Foam in the Glass

Appears in
On Food and Cooking

By Harold McGee

Published 2004

  • About

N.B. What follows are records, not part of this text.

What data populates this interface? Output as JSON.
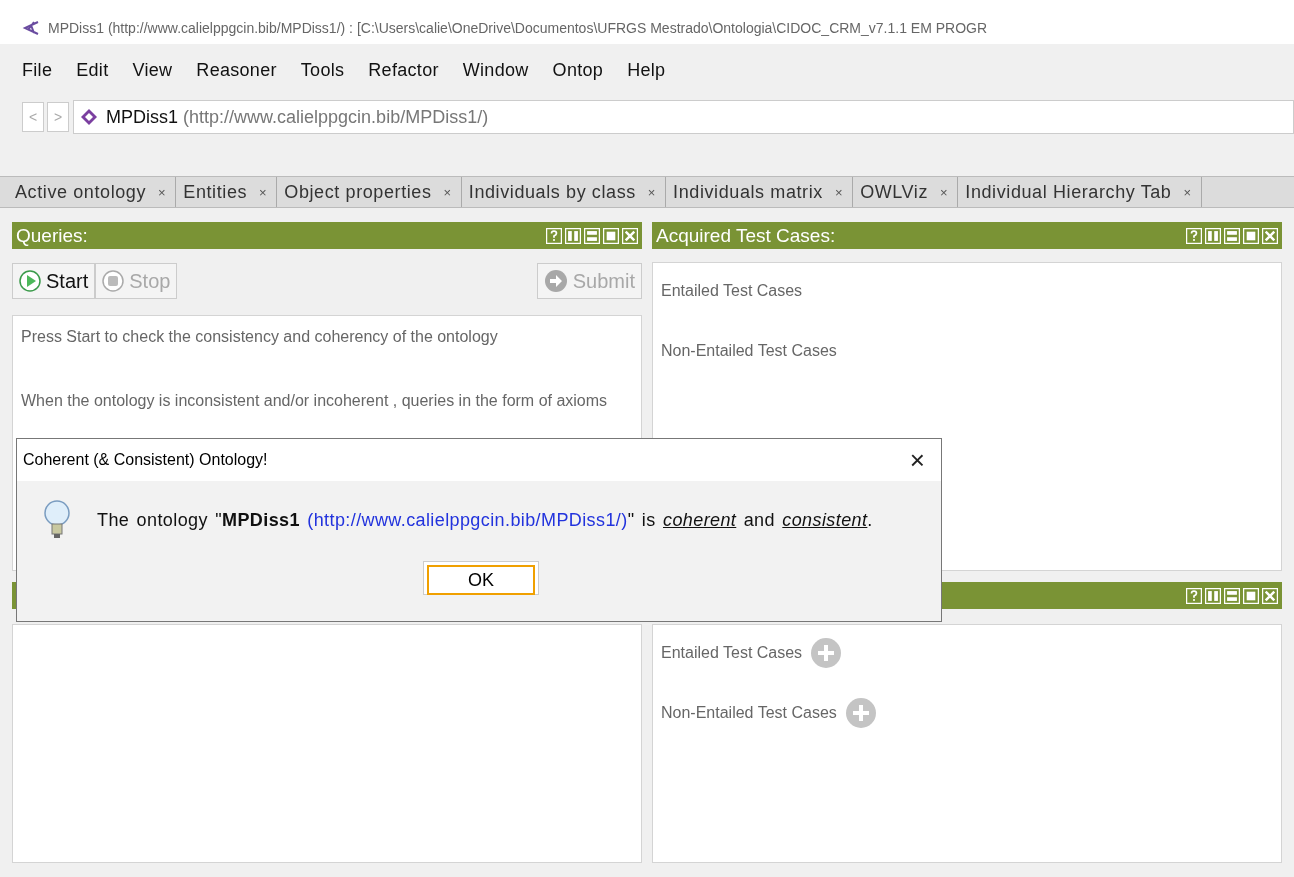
{
  "window": {
    "title": "MPDiss1 (http://www.calielppgcin.bib/MPDiss1/)  : [C:\\Users\\calie\\OneDrive\\Documentos\\UFRGS Mestrado\\Ontologia\\CIDOC_CRM_v7.1.1 EM PROGR"
  },
  "menu": [
    "File",
    "Edit",
    "View",
    "Reasoner",
    "Tools",
    "Refactor",
    "Window",
    "Ontop",
    "Help"
  ],
  "navigation": {
    "back": "<",
    "forward": ">",
    "ontology_name": "MPDiss1",
    "ontology_iri": "(http://www.calielppgcin.bib/MPDiss1/)"
  },
  "tabs": [
    {
      "label": "Active ontology",
      "close": "×"
    },
    {
      "label": "Entities",
      "close": "×"
    },
    {
      "label": "Object properties",
      "close": "×"
    },
    {
      "label": "Individuals by class",
      "close": "×"
    },
    {
      "label": "Individuals matrix",
      "close": "×"
    },
    {
      "label": "OWLViz",
      "close": "×"
    },
    {
      "label": "Individual Hierarchy Tab",
      "close": "×"
    }
  ],
  "queries_panel": {
    "title": "Queries:",
    "buttons": [
      {
        "kind": "start",
        "label": "Start",
        "disabled": false
      },
      {
        "kind": "stop",
        "label": "Stop",
        "disabled": true
      },
      {
        "kind": "submit",
        "label": "Submit",
        "disabled": true
      }
    ],
    "messages": [
      "Press Start to check the consistency and coherency of the ontology",
      "When the ontology is inconsistent and/or incoherent , queries in the form of axioms"
    ]
  },
  "acquired_panel": {
    "title": "Acquired Test Cases:",
    "sections": [
      {
        "label": "Entailed Test Cases",
        "add_button": false
      },
      {
        "label": "Non-Entailed Test Cases",
        "add_button": false
      }
    ]
  },
  "lower_panel": {
    "sections": [
      {
        "label": "Entailed Test Cases",
        "add_button": true
      },
      {
        "label": "Non-Entailed Test Cases",
        "add_button": true
      }
    ]
  },
  "dialog": {
    "title": "Coherent (& Consistent) Ontology!",
    "close": "×",
    "message": [
      {
        "kind": "plain",
        "text": "The ontology \""
      },
      {
        "kind": "bold",
        "text": "MPDiss1"
      },
      {
        "kind": "link",
        "text": " (http://www.calielppgcin.bib/MPDiss1/)"
      },
      {
        "kind": "plain",
        "text": "\" is "
      },
      {
        "kind": "emphasis",
        "text": "coherent"
      },
      {
        "kind": "plain",
        "text": " and "
      },
      {
        "kind": "emphasis",
        "text": "consistent"
      },
      {
        "kind": "plain",
        "text": "."
      }
    ],
    "ok": "OK"
  }
}
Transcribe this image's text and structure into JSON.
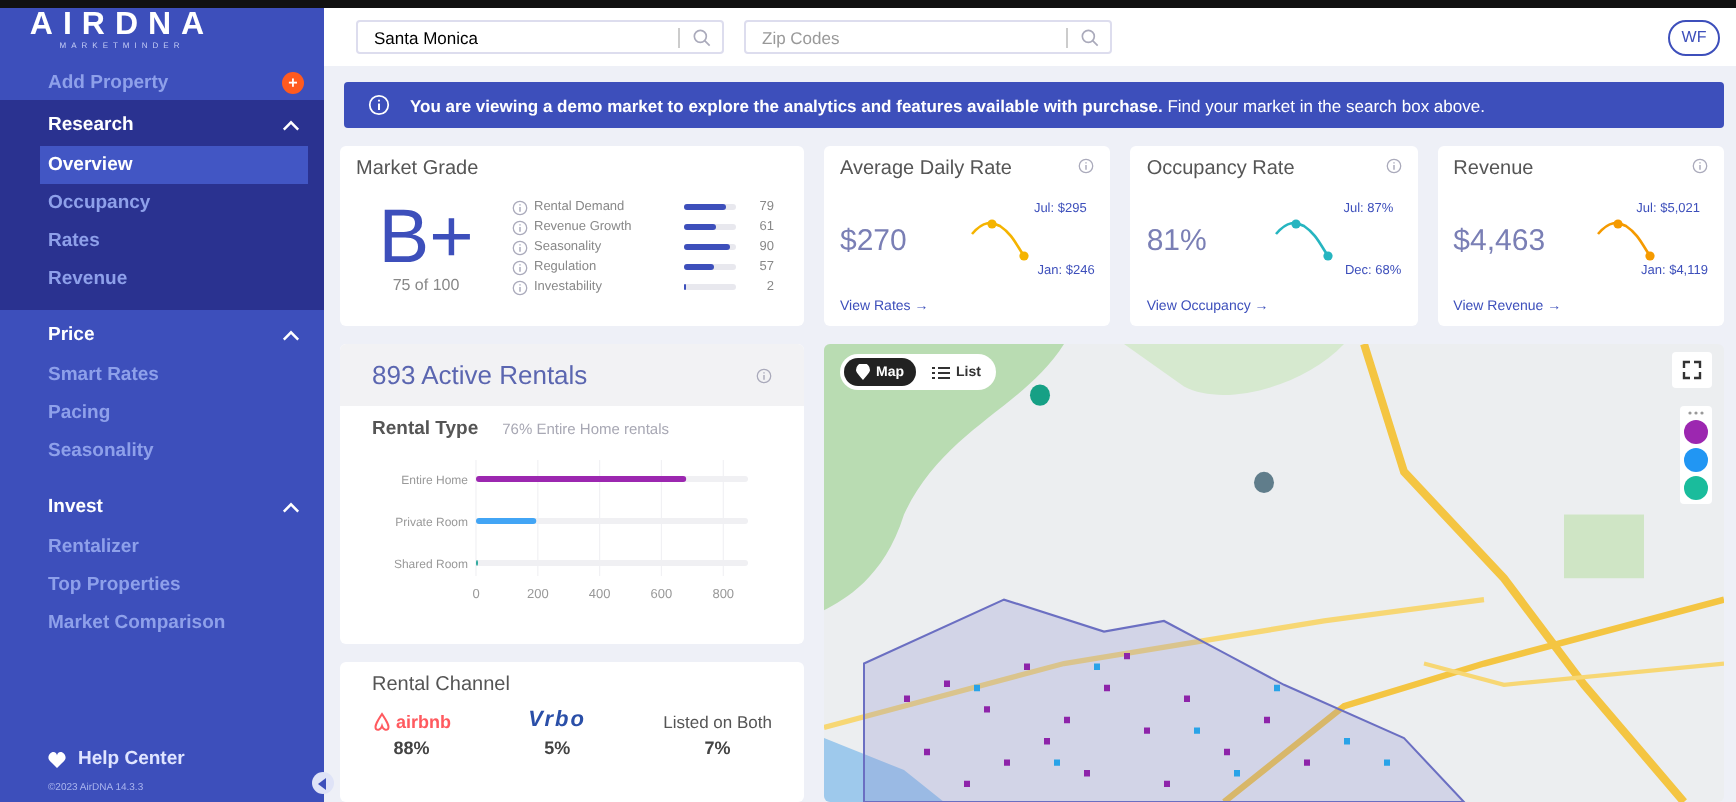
{
  "sidebar": {
    "logo": "AIRDNA",
    "logo_sub": "MARKETMINDER",
    "add_property": {
      "label": "Add Property",
      "badge": "+"
    },
    "sections": [
      {
        "label": "Research",
        "expanded": true,
        "items": [
          {
            "label": "Overview",
            "selected": true
          },
          {
            "label": "Occupancy",
            "selected": false
          },
          {
            "label": "Rates",
            "selected": false
          },
          {
            "label": "Revenue",
            "selected": false
          }
        ]
      },
      {
        "label": "Price",
        "expanded": true,
        "items": [
          {
            "label": "Smart Rates",
            "selected": false
          },
          {
            "label": "Pacing",
            "selected": false
          },
          {
            "label": "Seasonality",
            "selected": false
          }
        ]
      },
      {
        "label": "Invest",
        "expanded": true,
        "items": [
          {
            "label": "Rentalizer",
            "selected": false
          },
          {
            "label": "Top Properties",
            "selected": false
          },
          {
            "label": "Market Comparison",
            "selected": false
          }
        ]
      }
    ],
    "help": "Help Center",
    "version": "©2023 AirDNA 14.3.3"
  },
  "header": {
    "market_search": {
      "value": "Santa Monica"
    },
    "zip_search": {
      "placeholder": "Zip Codes"
    },
    "avatar": "WF"
  },
  "banner": {
    "text": "**You are viewing a demo market to explore the analytics and features available with purchase.** Find your market in the search box above."
  },
  "market_grade": {
    "title": "Market Grade",
    "grade": "B+",
    "score": "75 of 100",
    "factors": [
      {
        "label": "Rental Demand",
        "level": 0.79,
        "value": "79"
      },
      {
        "label": "Revenue Growth",
        "level": 0.61,
        "value": "61"
      },
      {
        "label": "Seasonality",
        "level": 0.9,
        "value": "90"
      },
      {
        "label": "Regulation",
        "level": 0.57,
        "value": "57"
      },
      {
        "label": "Investability",
        "level": 0.02,
        "value": "2"
      }
    ]
  },
  "metrics": [
    {
      "title": "Average Daily Rate",
      "value": "$270",
      "high": "Jul: $295",
      "low": "Jan: $246",
      "link": "View Rates →",
      "color": "#f5b400"
    },
    {
      "title": "Occupancy Rate",
      "value": "81%",
      "high": "Jul: 87%",
      "low": "Dec: 68%",
      "link": "View Occupancy →",
      "color": "#26b5c0"
    },
    {
      "title": "Revenue",
      "value": "$4,463",
      "high": "Jul: $5,021",
      "low": "Jan: $4,119",
      "link": "View Revenue →",
      "color": "#f59a00"
    }
  ],
  "active_rentals": {
    "title": "893 Active Rentals",
    "rental_type": {
      "title": "Rental Type",
      "note": "76% Entire Home rentals",
      "chart_data": {
        "type": "bar",
        "orientation": "horizontal",
        "grid": true,
        "series": [
          {
            "name": "Entire Home",
            "color": "#9c27b0",
            "values": [
              680
            ]
          },
          {
            "name": "Private Room",
            "color": "#42a5f5",
            "values": [
              195
            ]
          },
          {
            "name": "Shared Room",
            "color": "#26a69a",
            "values": [
              5
            ]
          }
        ],
        "xlim": [
          0,
          880
        ],
        "xticks": [
          0,
          200,
          400,
          600,
          800
        ]
      }
    }
  },
  "rental_channel": {
    "title": "Rental Channel",
    "channels": [
      {
        "kind": "airbnb",
        "name": "airbnb",
        "share": "88%"
      },
      {
        "kind": "vrbo",
        "name": "Vrbo",
        "share": "5%"
      },
      {
        "kind": "both",
        "name": "Listed on Both",
        "share": "7%"
      }
    ]
  },
  "map": {
    "kind": "picture",
    "views": [
      {
        "label": "Map",
        "selected": true
      },
      {
        "label": "List",
        "selected": false
      }
    ],
    "layers": [
      {
        "color": "#9c27b0"
      },
      {
        "color": "#2196f3"
      },
      {
        "color": "#1abc9c"
      }
    ]
  }
}
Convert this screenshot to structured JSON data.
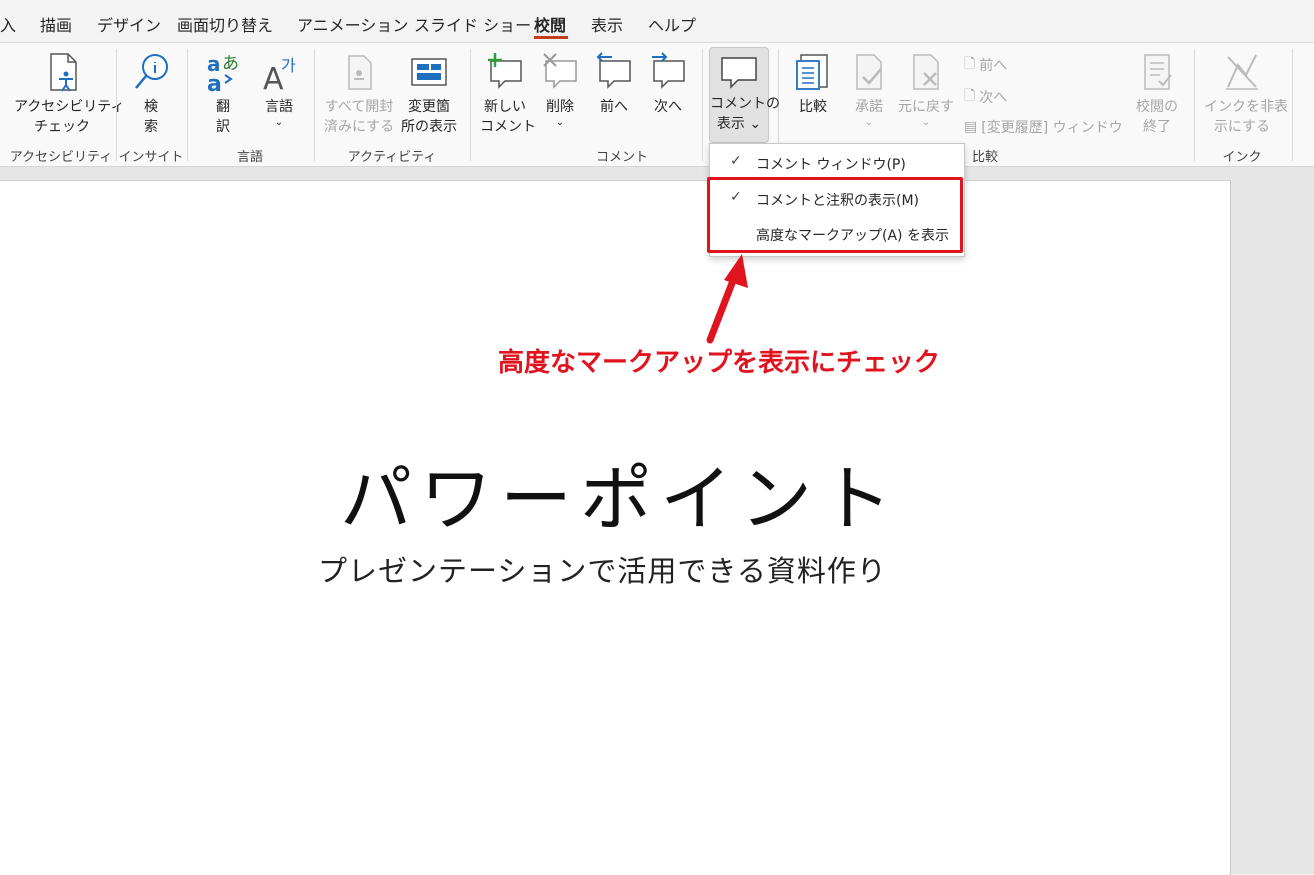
{
  "tabs": [
    {
      "label": "入"
    },
    {
      "label": "描画"
    },
    {
      "label": "デザイン"
    },
    {
      "label": "画面切り替え"
    },
    {
      "label": "アニメーション"
    },
    {
      "label": "スライド ショー"
    },
    {
      "label": "校閲"
    },
    {
      "label": "表示"
    },
    {
      "label": "ヘルプ"
    }
  ],
  "ribbon": {
    "accessibility": {
      "line1": "アクセシビリティ",
      "line2": "チェック",
      "group": "アクセシビリティ"
    },
    "insights": {
      "line1": "検",
      "line2": "索",
      "group": "インサイト"
    },
    "language": {
      "translate1": "翻",
      "translate2": "訳",
      "language": "言語",
      "group": "言語"
    },
    "activity": {
      "allopen1": "すべて開封",
      "allopen2": "済みにする",
      "changes1": "変更箇",
      "changes2": "所の表示",
      "group": "アクティビティ"
    },
    "comments": {
      "new1": "新しい",
      "new2": "コメント",
      "delete": "削除",
      "prev": "前へ",
      "next": "次へ",
      "show1": "コメントの",
      "show2": "表示",
      "group": "コメント"
    },
    "compare": {
      "compare": "比較",
      "accept": "承諾",
      "reject": "元に戻す",
      "prev": "前へ",
      "next": "次へ",
      "pane": "[変更履歴] ウィンドウ",
      "end1": "校閲の",
      "end2": "終了",
      "group": "比較"
    },
    "ink": {
      "hide1": "インクを非表",
      "hide2": "示にする",
      "group": "インク"
    }
  },
  "dropdown": {
    "items": [
      {
        "label": "コメント ウィンドウ(P)",
        "checked": true
      },
      {
        "label": "コメントと注釈の表示(M)",
        "checked": true
      },
      {
        "label": "高度なマークアップ(A) を表示",
        "checked": false
      }
    ],
    "check_glyph": "✓"
  },
  "annotation": {
    "text": "高度なマークアップを表示にチェック",
    "color": "#e0141e"
  },
  "slide": {
    "title": "パワーポイント",
    "subtitle": "プレゼンテーションで活用できる資料作り"
  },
  "colors": {
    "accent": "#c43e1c",
    "annotation": "#e0141e",
    "icon_blue": "#1e6fc0"
  }
}
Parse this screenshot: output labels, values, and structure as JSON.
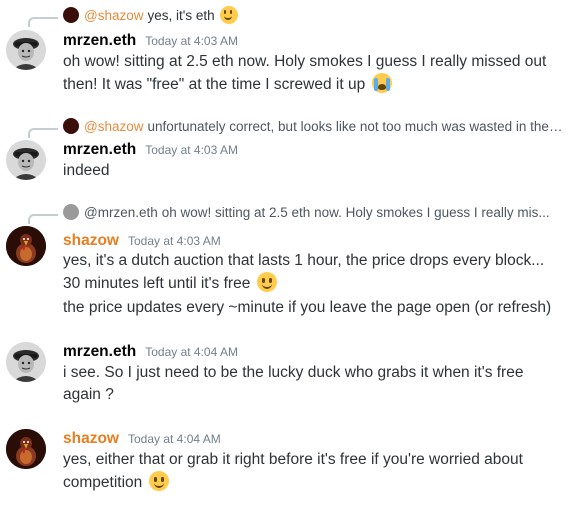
{
  "messages": [
    {
      "reply": {
        "mention": "@shazow",
        "text": "yes, it's eth",
        "emoji": "slightly-smiling-face"
      },
      "author": "mrzen.eth",
      "timestamp": "Today at 4:03 AM",
      "lines": [
        "oh wow!   sitting at 2.5 eth now.  Holy smokes   I guess I really missed out then!  It was \"free\" at the time I screwed it up"
      ],
      "trailing_emoji": "loudly-crying-face"
    },
    {
      "reply": {
        "mention": "@shazow",
        "text": "unfortunately correct, but looks like not too much was wasted in the ..."
      },
      "author": "mrzen.eth",
      "timestamp": "Today at 4:03 AM",
      "lines": [
        "indeed"
      ]
    },
    {
      "reply": {
        "mention": "@mrzen.eth",
        "text": "oh wow!   sitting at 2.5 eth now.  Holy smokes   I guess I really mis..."
      },
      "author": "shazow",
      "timestamp": "Today at 4:03 AM",
      "lines": [
        "yes, it's a dutch auction that lasts 1 hour, the price drops every block... 30 minutes left until it's free",
        "the price updates every ~minute if you leave the page open (or refresh)"
      ],
      "trailing_emoji": "slightly-smiling-face"
    },
    {
      "author": "mrzen.eth",
      "timestamp": "Today at 4:04 AM",
      "lines": [
        "i see.  So I just need to be the lucky duck who grabs it when it's free again ?"
      ]
    },
    {
      "author": "shazow",
      "timestamp": "Today at 4:04 AM",
      "lines": [
        "yes, either that or grab it right before it's free if you're worried about competition"
      ],
      "trailing_emoji": "slightly-smiling-face"
    }
  ],
  "colors": {
    "shazow_name": "#e67e22",
    "mrzen_name": "#060607",
    "timestamp": "#747f8d",
    "text": "#2e3338",
    "reply_line": "#c7ccd1"
  }
}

An initially vigorous pouring action develops the head of foam with a small, easily controlled portion of the beer. Once the foam is of the desired thickness, the rest of the beer can be poured in gently along the side of the glass, avoiding aeration and nucleation of new bubbles. The glass itself should be clean of any residues of oil or soap, which interfere with foaming. (These molecules have water-avoiding ends that pull the similar ends of the bubble-stabilizing proteins out of the bubbles.) By the same token, if a newly poured beer threatens to foam over, it can often be stopped in its tracks by touching the rim with a finger or lip, which carry traces of oil.